## Task to complete
For the records below, tally the lines that contain "this" and give only that number.

## The input

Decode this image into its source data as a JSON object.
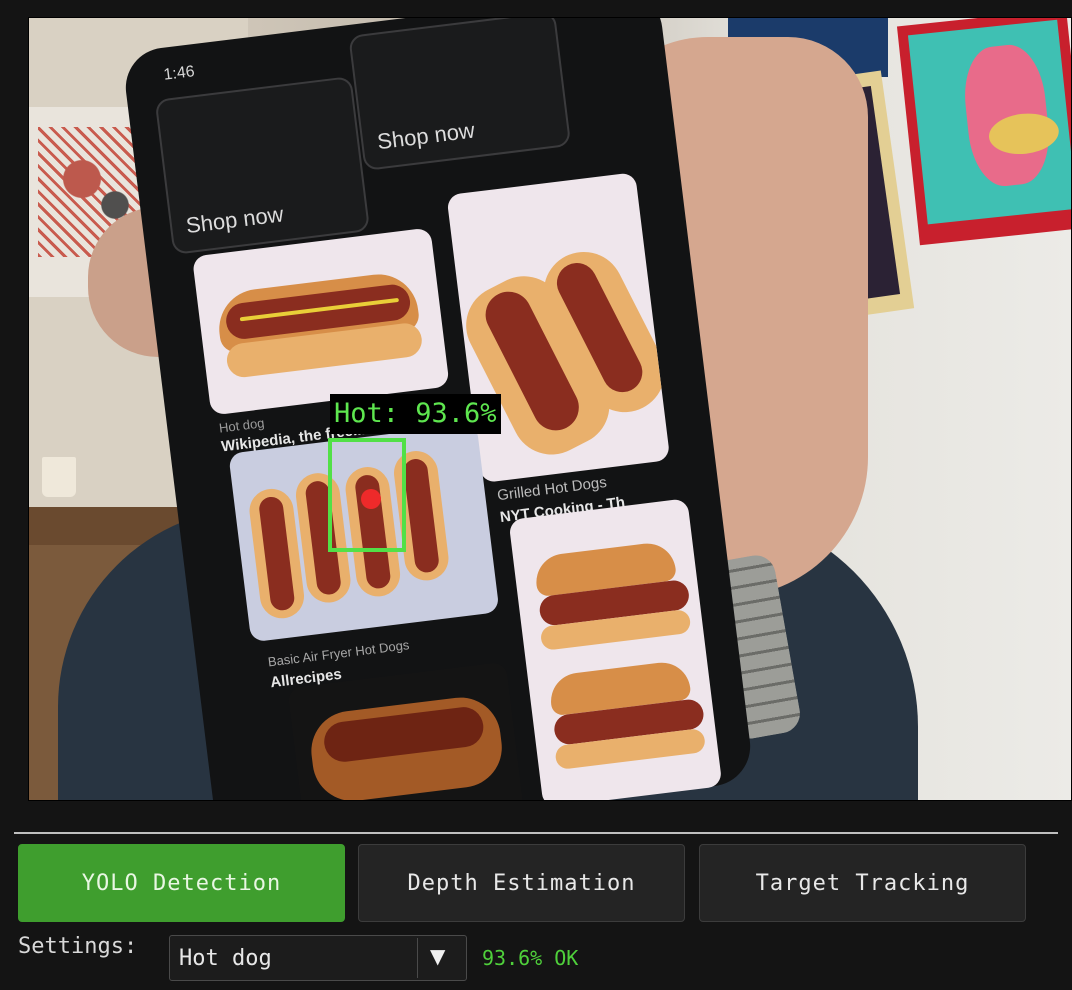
{
  "viewport": {
    "phone": {
      "status_time": "1:46",
      "shop_cards": [
        "Shop now",
        "Shop now"
      ],
      "results": [
        {
          "source": "Hot dog",
          "title": "Wikipedia, the free..."
        },
        {
          "source": "Grilled Hot Dogs",
          "title": "NYT Cooking - Th"
        },
        {
          "source": "Basic Air Fryer Hot Dogs",
          "title": "Allrecipes"
        }
      ]
    },
    "detection": {
      "label": "Hot: 93.6%",
      "color": "#52e047",
      "center_color": "#ee2a2a"
    }
  },
  "modes": {
    "yolo": "YOLO Detection",
    "depth": "Depth Estimation",
    "tracking": "Target Tracking",
    "active": "yolo",
    "active_color": "#3f9e2e"
  },
  "settings": {
    "label": "Settings:",
    "selected_class": "Hot dog",
    "status": "93.6% OK",
    "status_color": "#4fd03b"
  }
}
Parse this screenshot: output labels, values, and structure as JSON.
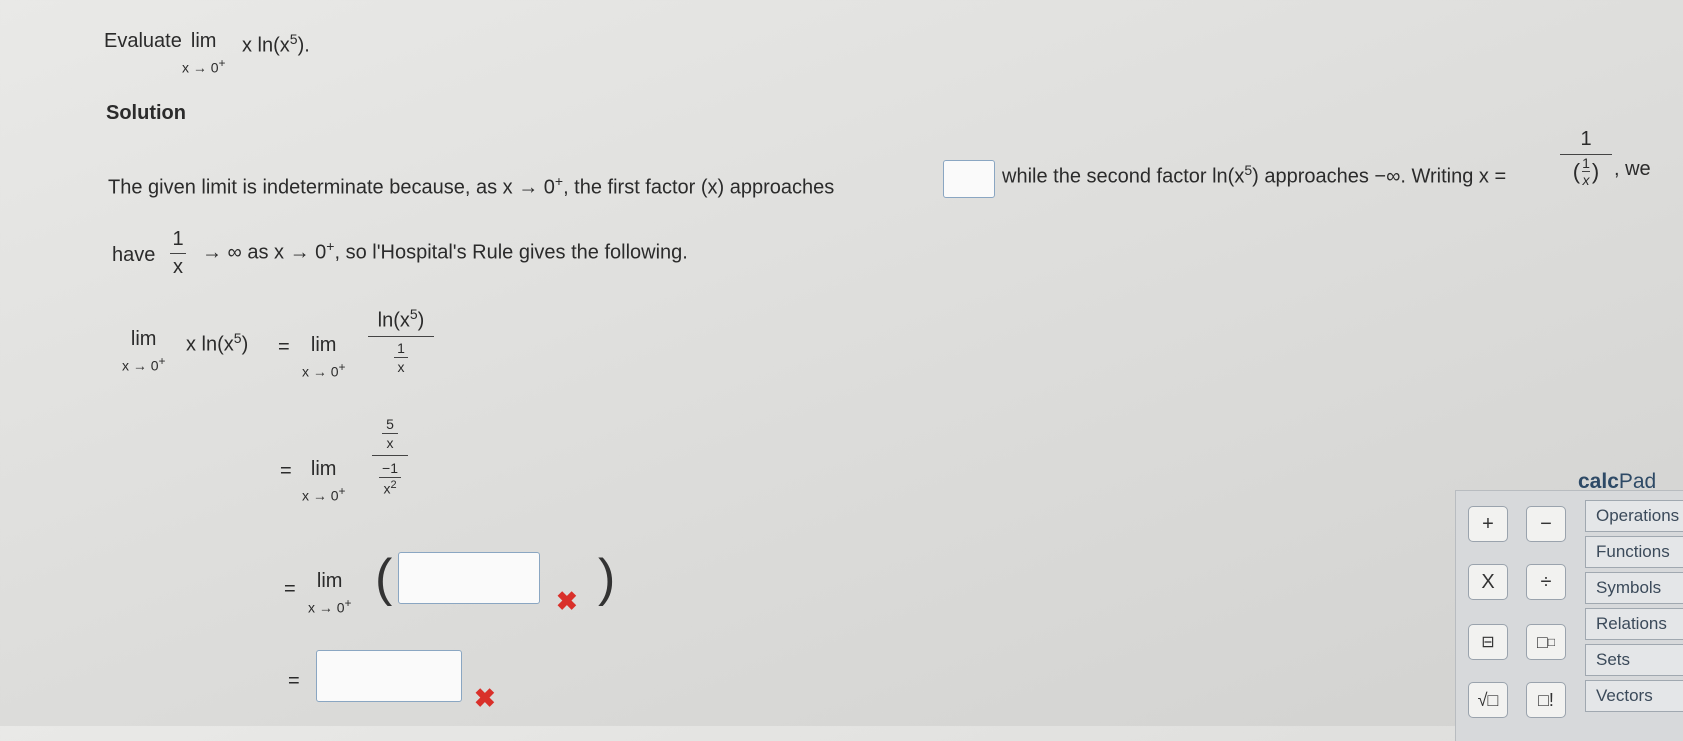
{
  "problem": {
    "evaluate": "Evaluate",
    "lim": "lim",
    "lim_sub": "x → 0",
    "lim_sup": "+",
    "expr_x": "x ln(x",
    "expr_exp": "5",
    "expr_tail": ")."
  },
  "solution": {
    "heading": "Solution",
    "line1_a": "The given limit is indeterminate because, as x  →  0",
    "line1_sup": "+",
    "line1_b": ", the first factor (x) approaches",
    "line1_c": "while the second factor ln(x",
    "line1_c_exp": "5",
    "line1_d": ") approaches −∞. Writing x =",
    "frac_num": "1",
    "inner_num": "1",
    "inner_den": "x",
    "line1_e": ", we",
    "line2_have": "have",
    "line2_num": "1",
    "line2_den": "x",
    "line2_b": "→  ∞ as x  →  0",
    "line2_sup": "+",
    "line2_c": ", so l'Hospital's Rule gives the following."
  },
  "steps": {
    "lhs": "x ln(x",
    "lhs_exp": "5",
    "lhs_close": ")",
    "eq": "=",
    "s1_num": "ln(x",
    "s1_num_exp": "5",
    "s1_num_close": ")",
    "s1_den_num": "1",
    "s1_den_den": "x",
    "s2_num_num": "5",
    "s2_num_den": "x",
    "s2_den_num": "−1",
    "s2_den_den": "x",
    "s2_den_exp": "2",
    "paren_open": "(",
    "paren_close": ")",
    "x_mark": "✖"
  },
  "calcpad": {
    "title_a": "calc",
    "title_b": "Pad",
    "buttons": {
      "plus": "+",
      "minus": "−",
      "times": "X",
      "divide": "÷",
      "fraction": "⊟",
      "power": "□",
      "power_sup": "□",
      "sqrt": "√□",
      "factorial": "□!"
    },
    "tabs": [
      "Operations",
      "Functions",
      "Symbols",
      "Relations",
      "Sets",
      "Vectors"
    ]
  }
}
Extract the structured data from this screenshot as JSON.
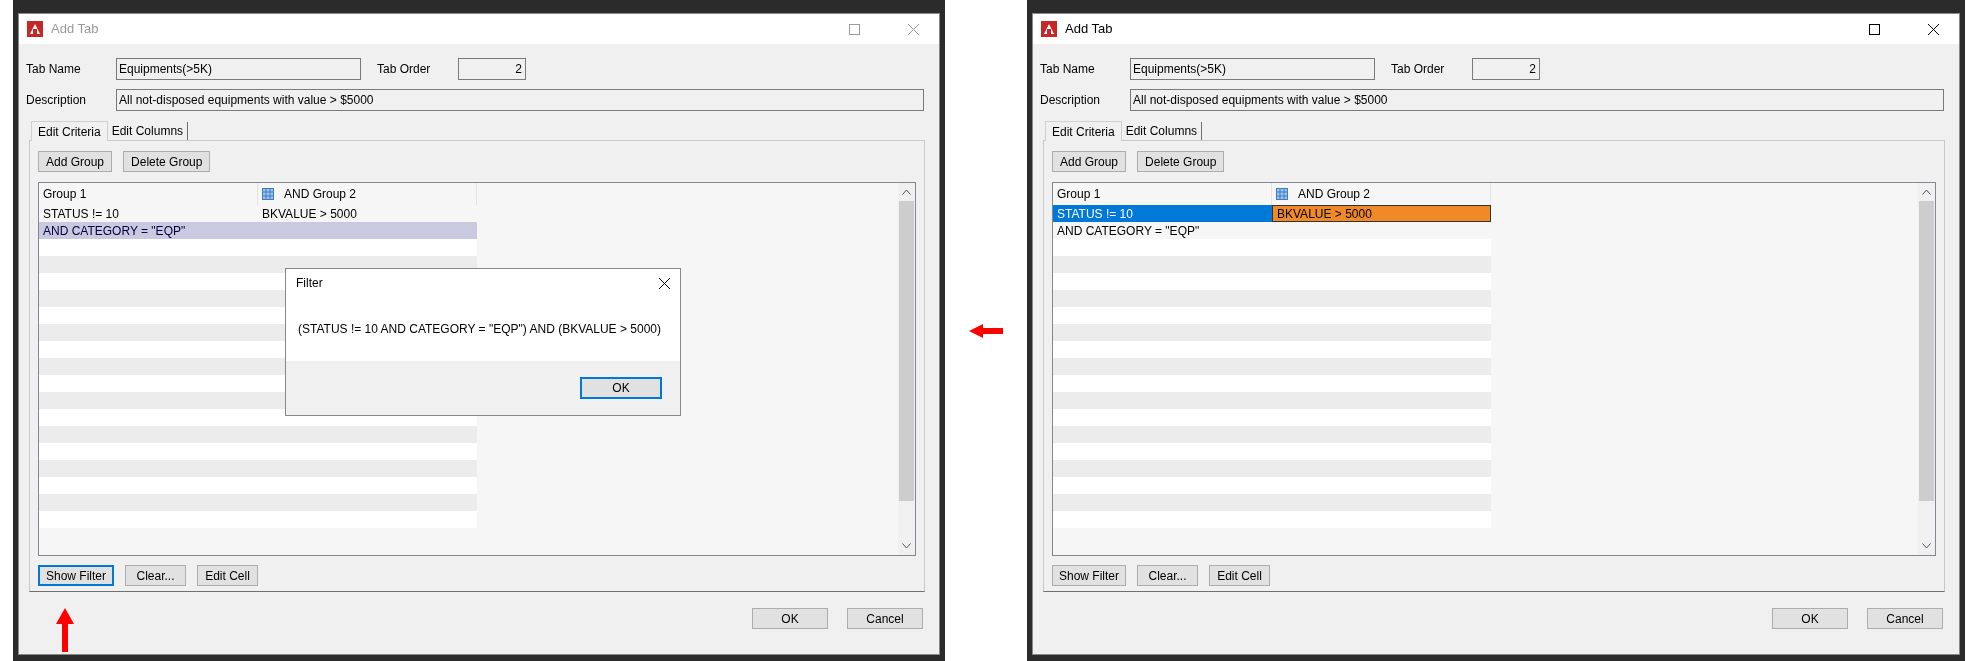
{
  "screens": [
    {
      "dialog": {
        "title": "Add Tab",
        "active": false
      },
      "form": {
        "tab_name": {
          "label": "Tab Name",
          "value": "Equipments(>5K)"
        },
        "tab_order": {
          "label": "Tab Order",
          "value": "2"
        },
        "description": {
          "label": "Description",
          "value": "All not-disposed equipments with value > $5000"
        }
      },
      "tabs": [
        {
          "label": "Edit Criteria",
          "selected": true
        },
        {
          "label": "Edit Columns",
          "selected": false
        }
      ],
      "group_buttons": [
        "Add Group",
        "Delete Group"
      ],
      "grid": {
        "columns": [
          {
            "label": "Group 1",
            "kind": "plain"
          },
          {
            "label": "AND Group 2",
            "kind": "icon"
          }
        ],
        "rows": [
          {
            "cells": [
              {
                "text": "STATUS != 10",
                "kind": "plain"
              },
              {
                "text": "BKVALUE > 5000",
                "kind": "plain"
              }
            ]
          },
          {
            "cells": [
              {
                "text": "AND CATEGORY = \"EQP\"",
                "kind": "highlighted"
              },
              {
                "kind": "highlighted"
              }
            ]
          }
        ]
      },
      "action_buttons": [
        {
          "label": "Show Filter",
          "focused": true
        },
        {
          "label": "Clear...",
          "focused": false
        },
        {
          "label": "Edit Cell",
          "focused": false
        }
      ],
      "footer_buttons": [
        "OK",
        "Cancel"
      ],
      "filter_popup": {
        "title": "Filter",
        "message": "(STATUS != 10 AND CATEGORY = \"EQP\") AND (BKVALUE > 5000)",
        "button": {
          "label": "OK",
          "focused": true
        }
      }
    },
    {
      "dialog": {
        "title": "Add Tab",
        "active": true
      },
      "form": {
        "tab_name": {
          "label": "Tab Name",
          "value": "Equipments(>5K)"
        },
        "tab_order": {
          "label": "Tab Order",
          "value": "2"
        },
        "description": {
          "label": "Description",
          "value": "All not-disposed equipments with value > $5000"
        }
      },
      "tabs": [
        {
          "label": "Edit Criteria",
          "selected": true
        },
        {
          "label": "Edit Columns",
          "selected": false
        }
      ],
      "group_buttons": [
        "Add Group",
        "Delete Group"
      ],
      "grid": {
        "columns": [
          {
            "label": "Group 1",
            "kind": "plain"
          },
          {
            "label": "AND Group 2",
            "kind": "icon"
          }
        ],
        "rows": [
          {
            "cells": [
              {
                "text": "STATUS != 10",
                "kind": "selected"
              },
              {
                "text": "BKVALUE > 5000",
                "kind": "current"
              }
            ]
          },
          {
            "cells": [
              {
                "text": "AND CATEGORY = \"EQP\"",
                "kind": "plain"
              }
            ]
          }
        ]
      },
      "action_buttons": [
        {
          "label": "Show Filter",
          "focused": false
        },
        {
          "label": "Clear...",
          "focused": false
        },
        {
          "label": "Edit Cell",
          "focused": false
        }
      ],
      "footer_buttons": [
        "OK",
        "Cancel"
      ]
    }
  ]
}
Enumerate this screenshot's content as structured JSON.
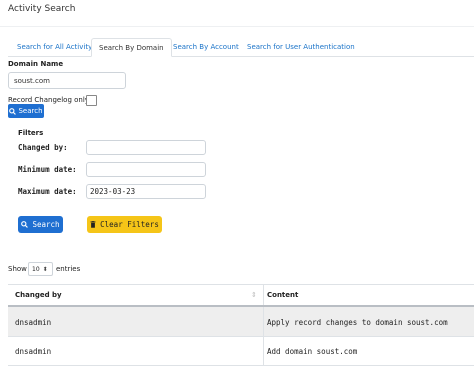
{
  "header": {
    "title": "Activity Search"
  },
  "tabs": [
    {
      "label": "Search for All Activity",
      "active": false
    },
    {
      "label": "Search By Domain",
      "active": true
    },
    {
      "label": "Search By Account",
      "active": false
    },
    {
      "label": "Search for User Authentication",
      "active": false
    }
  ],
  "domain_form": {
    "domain_label": "Domain Name",
    "domain_value": "soust.com",
    "record_changelog_label": "Record Changelog only",
    "record_changelog_checked": false,
    "search_label": "Search"
  },
  "filters": {
    "title": "Filters",
    "changed_by_label": "Changed by:",
    "changed_by_value": "",
    "min_date_label": "Minimum date:",
    "min_date_value": "",
    "max_date_label": "Maximum date:",
    "max_date_value": "2023-03-23",
    "search_label": "Search",
    "clear_label": "Clear Filters"
  },
  "entries": {
    "show_label": "Show",
    "value": "10",
    "suffix": "entries"
  },
  "table": {
    "columns": [
      "Changed by",
      "Content"
    ],
    "rows": [
      {
        "changed_by": "dnsadmin",
        "content": "Apply record changes to domain soust.com"
      },
      {
        "changed_by": "dnsadmin",
        "content": "Add domain soust.com"
      }
    ]
  },
  "colors": {
    "primary": "#1f6fd1",
    "warning": "#f5c518",
    "link": "#1a73c8",
    "striped_row": "#eeeeee"
  }
}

## Exercise solution
4